Fulfillment services are not new to the eCommerce industry. Gone are the days of shipping packages out of your home after selling them on eBay. Amazon has led the way by creating a seamless fulfillment service for selling products on its site. But what about the other eCommerce players selling from their own websites?
There are many fulfillment companies out there but don't treat them like a line item on a budget. Especially in the early stages of your company while developing a go-to-market strategy, you need to make the correct choice on a provider. Choosing the wrong fulfillment provider can cost you dearly in the long run.
"Customers expect their orders to arrive exactly as anticipated, usually in two days or less, and with no damage or errors," said Eric McCollom. "When this doesn't happen, an eCommerce business could very well forfeit its opportunity to ever interact with that customer again." McCollom is the President of Red Stag Fulfillment, an eCommerce fulfillment service founded out of a need to help a sister company.
That company is a successful eCommerce store that had previously used three different fulfillment centers. "Over the first four years, the company outgrew three different providers," said Jake Rheude, Director of Business Development and Marketing for Red Stag Fulfillment. In a telephone interview, he explained how the company got started and why choosing the cheapest fulfillment provider is not always the best. Examples he gives are the total cost incurred when a customer receives the incorrect products, or when their shipment is late; and, spending Christmas in a warehouse trying to fill orders that should have been done on time by someone else.
Based on poor service, all three contracts were eventually cancelled, costing the company an immense amount of money in switching costs and a loss of value to customers. "When a customer's order is incorrect, late, or damaged, they don't care that it's a third party's fault, they want the eCommerce store to fix the issue immediately," said Rheude. The first one was cancelled due to scalability problems while the last one Rheude attributes to the company no longer being able to pass along value to customers. But, it was at Christmas that actually led to the beginning of Red Stag.

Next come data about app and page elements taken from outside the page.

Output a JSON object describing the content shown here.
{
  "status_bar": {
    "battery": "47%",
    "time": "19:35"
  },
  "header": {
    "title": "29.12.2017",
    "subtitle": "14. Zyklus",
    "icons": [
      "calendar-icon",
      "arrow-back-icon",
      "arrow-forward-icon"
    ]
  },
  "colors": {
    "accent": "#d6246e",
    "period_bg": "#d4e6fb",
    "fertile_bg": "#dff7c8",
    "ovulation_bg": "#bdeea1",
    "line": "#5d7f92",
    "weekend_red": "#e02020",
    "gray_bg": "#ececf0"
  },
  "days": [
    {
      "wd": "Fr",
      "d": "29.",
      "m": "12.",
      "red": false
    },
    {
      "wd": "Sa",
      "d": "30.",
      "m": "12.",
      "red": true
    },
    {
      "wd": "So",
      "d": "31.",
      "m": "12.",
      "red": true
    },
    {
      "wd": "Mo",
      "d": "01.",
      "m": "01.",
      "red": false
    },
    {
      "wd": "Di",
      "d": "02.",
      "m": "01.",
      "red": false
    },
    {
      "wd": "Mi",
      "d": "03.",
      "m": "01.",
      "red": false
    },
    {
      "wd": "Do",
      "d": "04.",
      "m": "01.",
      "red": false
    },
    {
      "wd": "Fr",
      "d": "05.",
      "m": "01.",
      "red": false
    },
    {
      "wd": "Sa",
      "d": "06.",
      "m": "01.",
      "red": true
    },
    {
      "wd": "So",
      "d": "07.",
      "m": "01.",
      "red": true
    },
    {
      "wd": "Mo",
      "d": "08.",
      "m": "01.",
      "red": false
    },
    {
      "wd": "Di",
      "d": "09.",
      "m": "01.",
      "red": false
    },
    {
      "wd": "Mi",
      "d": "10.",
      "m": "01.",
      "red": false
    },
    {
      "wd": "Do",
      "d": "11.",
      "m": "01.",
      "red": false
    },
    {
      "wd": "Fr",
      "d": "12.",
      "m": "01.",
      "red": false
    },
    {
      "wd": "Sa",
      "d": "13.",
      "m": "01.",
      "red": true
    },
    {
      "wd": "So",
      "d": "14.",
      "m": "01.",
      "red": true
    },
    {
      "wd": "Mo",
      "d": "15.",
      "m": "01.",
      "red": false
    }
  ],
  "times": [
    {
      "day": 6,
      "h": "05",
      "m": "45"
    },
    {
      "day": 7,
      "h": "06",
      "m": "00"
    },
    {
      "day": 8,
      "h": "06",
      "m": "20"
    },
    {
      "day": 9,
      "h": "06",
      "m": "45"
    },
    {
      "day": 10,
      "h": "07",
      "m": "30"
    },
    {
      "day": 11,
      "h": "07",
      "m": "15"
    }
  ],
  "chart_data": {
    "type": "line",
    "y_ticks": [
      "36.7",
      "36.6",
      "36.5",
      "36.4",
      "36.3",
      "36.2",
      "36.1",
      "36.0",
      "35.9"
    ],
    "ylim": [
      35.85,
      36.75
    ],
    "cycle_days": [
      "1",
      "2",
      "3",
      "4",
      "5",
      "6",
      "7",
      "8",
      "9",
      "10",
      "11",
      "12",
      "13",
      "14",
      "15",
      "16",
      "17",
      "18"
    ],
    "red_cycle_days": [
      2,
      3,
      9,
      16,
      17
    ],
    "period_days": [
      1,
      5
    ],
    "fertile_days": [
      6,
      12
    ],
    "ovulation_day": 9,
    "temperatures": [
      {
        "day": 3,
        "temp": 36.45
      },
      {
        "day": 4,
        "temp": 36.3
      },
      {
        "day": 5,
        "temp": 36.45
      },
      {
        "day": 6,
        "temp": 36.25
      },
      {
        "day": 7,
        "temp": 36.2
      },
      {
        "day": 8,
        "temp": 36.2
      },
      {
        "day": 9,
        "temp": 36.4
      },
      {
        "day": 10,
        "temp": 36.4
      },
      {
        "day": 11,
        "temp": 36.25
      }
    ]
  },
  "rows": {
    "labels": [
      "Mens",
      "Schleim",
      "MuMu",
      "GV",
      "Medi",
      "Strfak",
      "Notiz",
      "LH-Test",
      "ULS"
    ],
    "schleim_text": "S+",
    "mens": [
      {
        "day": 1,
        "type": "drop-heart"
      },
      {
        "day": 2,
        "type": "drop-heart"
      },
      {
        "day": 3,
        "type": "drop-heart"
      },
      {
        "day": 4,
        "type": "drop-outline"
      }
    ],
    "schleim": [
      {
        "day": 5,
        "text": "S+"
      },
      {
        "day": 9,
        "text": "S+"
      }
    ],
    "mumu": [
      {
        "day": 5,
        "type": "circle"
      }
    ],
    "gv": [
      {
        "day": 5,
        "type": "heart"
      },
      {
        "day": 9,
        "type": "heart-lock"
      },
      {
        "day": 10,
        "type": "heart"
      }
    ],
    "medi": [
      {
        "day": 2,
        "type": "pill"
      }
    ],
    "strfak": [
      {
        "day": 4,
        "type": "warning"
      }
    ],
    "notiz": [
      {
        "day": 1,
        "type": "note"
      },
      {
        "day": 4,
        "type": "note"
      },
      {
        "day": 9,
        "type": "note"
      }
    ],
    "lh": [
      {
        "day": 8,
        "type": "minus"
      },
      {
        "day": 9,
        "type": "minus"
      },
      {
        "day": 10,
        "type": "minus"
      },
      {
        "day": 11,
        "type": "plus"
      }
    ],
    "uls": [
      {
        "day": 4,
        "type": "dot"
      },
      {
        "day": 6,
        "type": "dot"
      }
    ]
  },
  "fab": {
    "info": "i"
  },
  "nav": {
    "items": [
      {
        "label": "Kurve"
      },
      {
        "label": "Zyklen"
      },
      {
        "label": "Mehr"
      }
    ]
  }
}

According to Rheude, their last fulfillment provider fell six weeks behind in shipments around Christmas time. "This meant the owners of the eCommerce business spent Christmas Day down in the warehouse picking and packing, trying to get the orders out as soon as possible," Rheude said of the eCommerce company. "While doing so, they thought of ways to help create a better service."
Rheude stated the company tried to find another provider but there were none that could meet the demands, all of which are now a standard part of Red Stag's business model. This includes a guaranteed 48 hour stocking window from when items arrive at the warehouse, picking accuracy, inventory accuracy, and on-time shipments.
"There was not a desire to start a fulfillment company," adds Rheude. However, it developed into a business model rather quickly. The company started in early 2013, focusing purely on the eCommerce sister company. After the first half of the year, they developed a model that they felt would provide value to other eCommerce players. "Once we realized we could provide a value, we started to bring on new clients."
A cheap provider may look like it adds value to your bottom line but you need to take into consideration the money you lose when orders are shipped incorrectly, not shipped on time, or missed opportunities from inaccurate inventory. "That's why it's so important for an e-retailer to operate with perfect accuracy and on-time operations," adds McCollom.
Rheude hopes that Red Stag Fulfillment can be the provider who gives that level of value to eCommerce customers. "We really believe that the service level expectations of customers, particular in the U.S., are only going to increase." He adds that Red Stag is currently focused on delivering these expectations while providing scalability for its clients.
When it comes to fulfillment services, there are many players out there. Whoever you choose, taking value into consideration over price can help make the difference between lost sales and increased revenue. As Rheude added, at the end of the interview, "If you want your eCommerce business to survive, your fulfillment is arguably the lifeblood to your business. It is where the value gets delivered to your customer."